§ **Exercise aim**
Copy each line below that has "value".

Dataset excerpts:
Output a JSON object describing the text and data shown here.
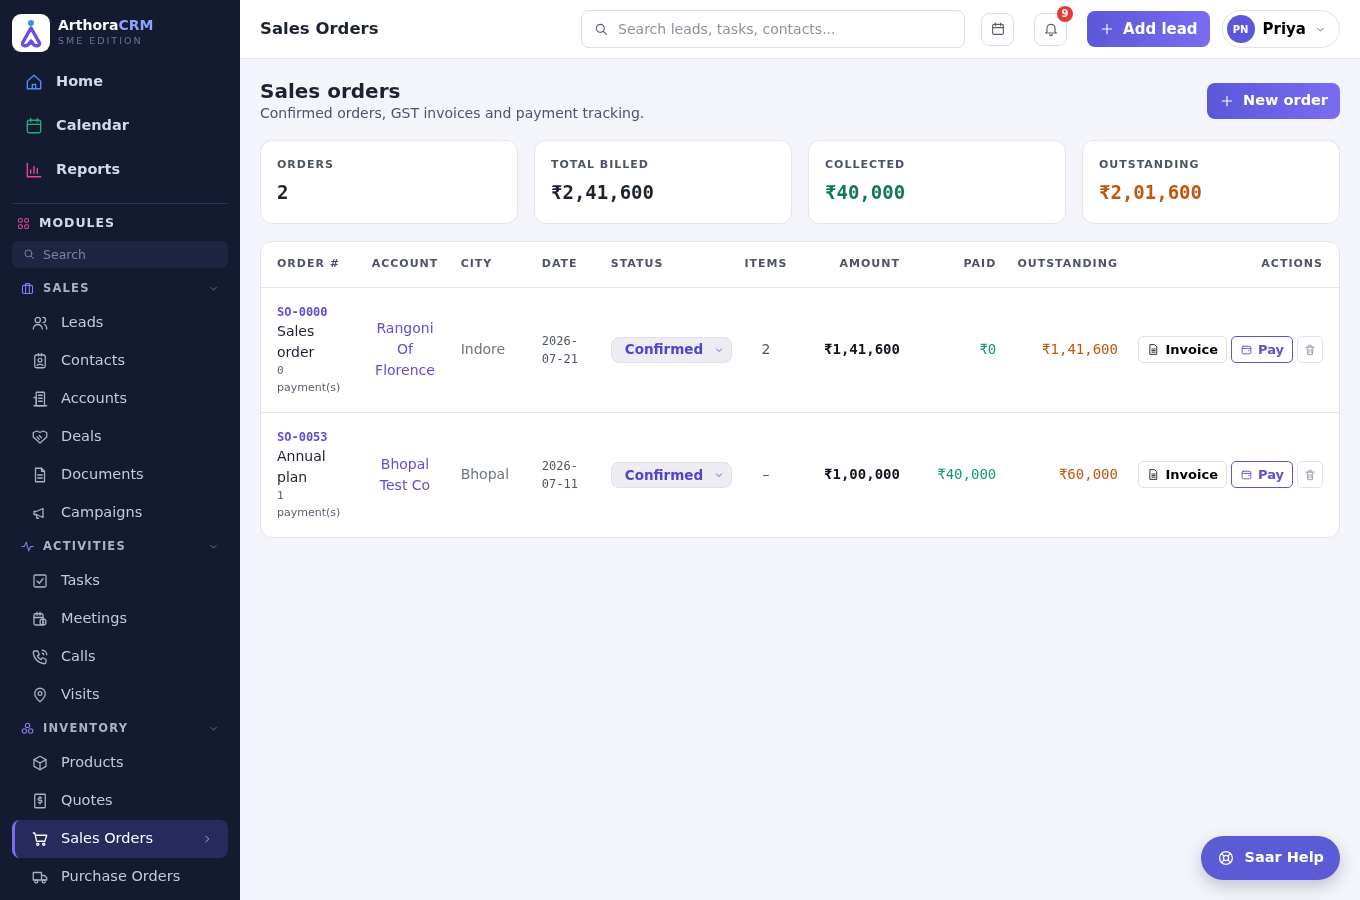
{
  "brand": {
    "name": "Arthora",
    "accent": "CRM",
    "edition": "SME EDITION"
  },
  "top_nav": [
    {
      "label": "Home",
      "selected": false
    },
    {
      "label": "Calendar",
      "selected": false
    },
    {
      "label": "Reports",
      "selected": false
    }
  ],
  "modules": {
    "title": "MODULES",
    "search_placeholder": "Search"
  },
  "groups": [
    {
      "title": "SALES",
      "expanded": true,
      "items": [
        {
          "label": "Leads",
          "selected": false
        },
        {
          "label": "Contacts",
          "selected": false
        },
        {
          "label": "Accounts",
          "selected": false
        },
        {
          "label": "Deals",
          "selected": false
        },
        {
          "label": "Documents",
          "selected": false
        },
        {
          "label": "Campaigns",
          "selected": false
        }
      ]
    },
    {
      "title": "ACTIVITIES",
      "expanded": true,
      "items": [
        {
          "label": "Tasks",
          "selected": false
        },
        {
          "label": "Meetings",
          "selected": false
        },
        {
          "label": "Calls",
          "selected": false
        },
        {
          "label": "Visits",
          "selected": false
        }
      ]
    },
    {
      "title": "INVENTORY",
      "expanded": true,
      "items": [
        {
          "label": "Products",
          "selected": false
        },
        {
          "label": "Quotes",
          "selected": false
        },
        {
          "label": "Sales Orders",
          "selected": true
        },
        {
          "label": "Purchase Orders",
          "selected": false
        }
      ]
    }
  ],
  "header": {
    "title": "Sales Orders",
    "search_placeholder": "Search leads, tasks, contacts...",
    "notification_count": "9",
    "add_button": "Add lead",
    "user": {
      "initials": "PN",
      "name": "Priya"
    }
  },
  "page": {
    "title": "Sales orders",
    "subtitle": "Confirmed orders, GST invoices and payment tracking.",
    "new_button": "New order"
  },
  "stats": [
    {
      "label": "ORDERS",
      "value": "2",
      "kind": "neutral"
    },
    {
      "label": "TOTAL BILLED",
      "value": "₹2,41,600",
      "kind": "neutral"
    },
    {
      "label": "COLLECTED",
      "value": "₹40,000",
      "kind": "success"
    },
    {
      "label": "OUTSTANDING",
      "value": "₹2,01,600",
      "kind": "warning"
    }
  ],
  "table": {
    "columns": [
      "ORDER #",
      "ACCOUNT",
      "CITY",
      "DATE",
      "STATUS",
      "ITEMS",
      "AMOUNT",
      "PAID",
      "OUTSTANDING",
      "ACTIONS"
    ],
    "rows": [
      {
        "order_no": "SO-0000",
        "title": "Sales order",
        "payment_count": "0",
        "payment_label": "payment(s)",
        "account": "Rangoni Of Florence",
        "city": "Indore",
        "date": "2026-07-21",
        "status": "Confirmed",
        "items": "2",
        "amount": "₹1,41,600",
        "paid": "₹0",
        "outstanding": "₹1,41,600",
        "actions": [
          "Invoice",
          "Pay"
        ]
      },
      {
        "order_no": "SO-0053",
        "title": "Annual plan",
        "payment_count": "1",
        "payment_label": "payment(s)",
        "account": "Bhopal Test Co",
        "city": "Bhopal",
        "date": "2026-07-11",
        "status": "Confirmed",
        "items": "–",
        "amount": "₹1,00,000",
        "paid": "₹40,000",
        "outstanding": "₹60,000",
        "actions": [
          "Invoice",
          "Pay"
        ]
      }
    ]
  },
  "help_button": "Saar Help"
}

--

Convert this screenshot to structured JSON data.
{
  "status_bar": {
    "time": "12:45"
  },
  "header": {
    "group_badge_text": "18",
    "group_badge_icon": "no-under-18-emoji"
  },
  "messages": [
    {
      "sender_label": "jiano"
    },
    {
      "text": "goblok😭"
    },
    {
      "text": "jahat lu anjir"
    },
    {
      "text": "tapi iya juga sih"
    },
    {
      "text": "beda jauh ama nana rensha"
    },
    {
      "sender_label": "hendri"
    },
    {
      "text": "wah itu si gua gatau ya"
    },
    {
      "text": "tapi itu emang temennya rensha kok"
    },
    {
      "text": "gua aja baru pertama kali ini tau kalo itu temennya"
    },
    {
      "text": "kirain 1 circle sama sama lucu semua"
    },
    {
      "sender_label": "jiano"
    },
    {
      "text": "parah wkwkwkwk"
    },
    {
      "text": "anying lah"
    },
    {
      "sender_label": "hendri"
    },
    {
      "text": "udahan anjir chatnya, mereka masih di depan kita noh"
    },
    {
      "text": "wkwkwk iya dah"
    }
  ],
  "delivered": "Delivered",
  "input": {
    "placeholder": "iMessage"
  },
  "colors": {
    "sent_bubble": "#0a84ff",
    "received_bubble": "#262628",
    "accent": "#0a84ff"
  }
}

§ **Output for this exercise**
      "value": "2",
      "value": "₹2,41,600",
      "value": "₹40,000",
      "value": "₹2,01,600",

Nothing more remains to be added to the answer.